Mapping Out Your Life of Great Health

When it comes to health and wellness, the best way to reach your goals is to be specific about how you plan to accomplish them, and how you will measure your success. Setting the goal of “being healthier” is too vague – you need to break it down into steps and smaller goals to get you there!

Try something like:

  • Walk around the neighborhood before dinner three times each week
  • start meal prepping for lunch throughout the week every Sunday evening

The more specific the goals, the better!

What’s one goal you have for reaching your health goals?

We’re all guilty of binge-eating, especially when it comes to snacks and other foods that we love. The biggest tip I have for you is this…

Use smaller plates and bowls!

The more full that our bowl or plate looks, the more food we think we have in front of us! It’s a psychological trick that really works.

Next time you serve yourself a bowl of pasta or ice cream, opt for a small bowl instead of a big one. Same goes for snacks. Instead of eating potato chips or cookies out of the bag, put them in a smaller serving container and leave the original package in another room or out of sight.

What’s one food that you have trouble controlling yourself around?

Exercise isn’t a topic that many people get excited about, but I’m hoping to help
change that!

Staying active is so important for both physical and mental health, and countless studies have proven the dozens of benefits that regular exercise can offer us. But how can you become the type of person who gets excited about exercising? Start small.

Instead of parking right near the entrance of a store, park further away.

Take the stairs instead of the elevator. Make friends with people who spend their weekends hiking, walking, or playing team sports.
The more you start moving, the more likely you’ll be to keep moving, and soon you’ll become a more active person overall!

What’s one of your favorite ways to stay active?

The easiest way to rack up unnecessary calories AND waste money is to skip out on meal prep. Make it a habit to start prepping the food you eat for the week ahead of time – it will help you…

  • portion your food
  • plan out meals that include healthy foods
  • save money

There are dozens of blogs and websites dedicated to meal prepping, so a quick search on the Internet will give you hundreds of ideas for budgets of all sizes!

Have you meal prepped before? If so, what’s your favorite meal prep menu?

Eating out can quickly turn into an easy way to overindulge and break away from the healthy diet you’ve been trying to maintain. The most important thing to keep in mind is to BALANCE what you’re eating.

Instead of not allowing yourself to eat french fries, share a side order with someone else at your table, or ask for a child-sized portion.

Choose restaurants that won’t tempt you to eat foods that you know you shouldn’t eat. If you’re trying to eat more vegetables, don’t go to a sports bar! If you’re going out with friends, take a look at the menu ahead of time. If necessary, request that you go to another restaurant! If that’s not possible, make a plan to eat something ahead of time, then partake in a small portion of something instead of ordering a giant plate of it!

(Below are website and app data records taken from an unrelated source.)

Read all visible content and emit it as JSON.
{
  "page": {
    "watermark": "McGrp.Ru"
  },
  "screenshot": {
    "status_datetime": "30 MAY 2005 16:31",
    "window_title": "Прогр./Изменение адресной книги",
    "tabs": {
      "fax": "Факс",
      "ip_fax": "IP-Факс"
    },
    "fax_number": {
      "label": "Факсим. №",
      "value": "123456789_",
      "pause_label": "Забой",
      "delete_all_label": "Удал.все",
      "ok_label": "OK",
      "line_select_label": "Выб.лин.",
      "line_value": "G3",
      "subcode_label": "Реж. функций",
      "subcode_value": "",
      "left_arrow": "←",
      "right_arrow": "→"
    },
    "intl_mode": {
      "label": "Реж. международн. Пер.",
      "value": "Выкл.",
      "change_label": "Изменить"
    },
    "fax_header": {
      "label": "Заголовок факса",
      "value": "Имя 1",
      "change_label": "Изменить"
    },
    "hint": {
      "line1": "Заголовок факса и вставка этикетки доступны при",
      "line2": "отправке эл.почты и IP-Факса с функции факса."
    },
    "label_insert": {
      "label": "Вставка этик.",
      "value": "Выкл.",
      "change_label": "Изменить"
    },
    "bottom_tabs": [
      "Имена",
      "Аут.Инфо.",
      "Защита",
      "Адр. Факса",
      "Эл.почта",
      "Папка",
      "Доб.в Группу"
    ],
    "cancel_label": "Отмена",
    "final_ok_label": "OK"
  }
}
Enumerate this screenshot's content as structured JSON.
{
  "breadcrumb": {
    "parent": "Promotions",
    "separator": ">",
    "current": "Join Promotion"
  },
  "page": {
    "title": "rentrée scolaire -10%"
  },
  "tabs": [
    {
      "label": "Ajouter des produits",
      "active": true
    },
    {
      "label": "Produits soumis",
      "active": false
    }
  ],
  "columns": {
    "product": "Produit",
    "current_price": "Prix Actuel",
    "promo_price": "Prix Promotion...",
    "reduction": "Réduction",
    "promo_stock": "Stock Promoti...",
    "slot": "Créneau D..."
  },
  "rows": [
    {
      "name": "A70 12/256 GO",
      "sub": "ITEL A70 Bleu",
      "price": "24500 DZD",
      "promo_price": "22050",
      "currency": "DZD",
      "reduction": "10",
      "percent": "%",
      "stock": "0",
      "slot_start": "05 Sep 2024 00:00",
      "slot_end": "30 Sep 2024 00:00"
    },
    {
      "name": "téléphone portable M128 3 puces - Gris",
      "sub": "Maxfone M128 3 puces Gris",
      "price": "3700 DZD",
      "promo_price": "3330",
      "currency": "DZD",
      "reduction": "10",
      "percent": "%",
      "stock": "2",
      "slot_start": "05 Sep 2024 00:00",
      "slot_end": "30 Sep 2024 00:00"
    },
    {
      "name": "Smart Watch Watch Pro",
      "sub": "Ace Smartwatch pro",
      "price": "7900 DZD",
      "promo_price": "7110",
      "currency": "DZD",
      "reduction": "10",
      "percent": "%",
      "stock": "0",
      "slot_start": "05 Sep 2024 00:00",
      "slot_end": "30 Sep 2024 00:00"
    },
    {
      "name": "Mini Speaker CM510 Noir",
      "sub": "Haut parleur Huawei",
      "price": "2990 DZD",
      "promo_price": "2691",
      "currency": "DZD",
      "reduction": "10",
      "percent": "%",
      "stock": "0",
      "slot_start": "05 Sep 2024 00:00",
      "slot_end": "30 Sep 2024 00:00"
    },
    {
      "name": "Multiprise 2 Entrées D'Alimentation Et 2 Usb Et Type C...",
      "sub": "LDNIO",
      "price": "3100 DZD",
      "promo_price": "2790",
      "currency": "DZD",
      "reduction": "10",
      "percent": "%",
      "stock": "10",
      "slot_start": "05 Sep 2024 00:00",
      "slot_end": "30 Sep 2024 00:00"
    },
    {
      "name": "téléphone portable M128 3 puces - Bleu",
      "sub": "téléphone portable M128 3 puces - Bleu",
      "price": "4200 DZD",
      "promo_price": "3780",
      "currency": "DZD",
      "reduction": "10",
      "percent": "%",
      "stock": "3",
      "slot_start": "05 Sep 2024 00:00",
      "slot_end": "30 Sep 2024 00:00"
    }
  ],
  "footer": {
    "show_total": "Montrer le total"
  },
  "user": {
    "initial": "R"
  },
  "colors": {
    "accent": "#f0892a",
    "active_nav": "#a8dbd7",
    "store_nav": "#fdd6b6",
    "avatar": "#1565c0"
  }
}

Sugar is sneaky and shows up in lots of food that we wouldn’t expect. Salad dressing, pressed juice, granola bars, and ketchup are just a few foods that are packed with the stuff. You already know that soda and candy have sugar, but do you know how much that sugar fills up your daily allotment?

According to the American Health Association, the maximum amount of added sugars you should eat in a day are:

  • 37.5 grams (9 teaspoons) for men
  • 25 grams or 6 teaspoons for women

How much sugar is in something seemingly innocent, like a glass of orange juice? 21 grams! In 8 ounces!

Do you have any idea how much sugar you have in a day?

Contact Wize Nutrition Therapy to Learn More

Schedule your appointment with Wize Nutrition Therapy today to learn more about nutrition response testing, heart rate variability testing, and how to live a healthier lifestyle.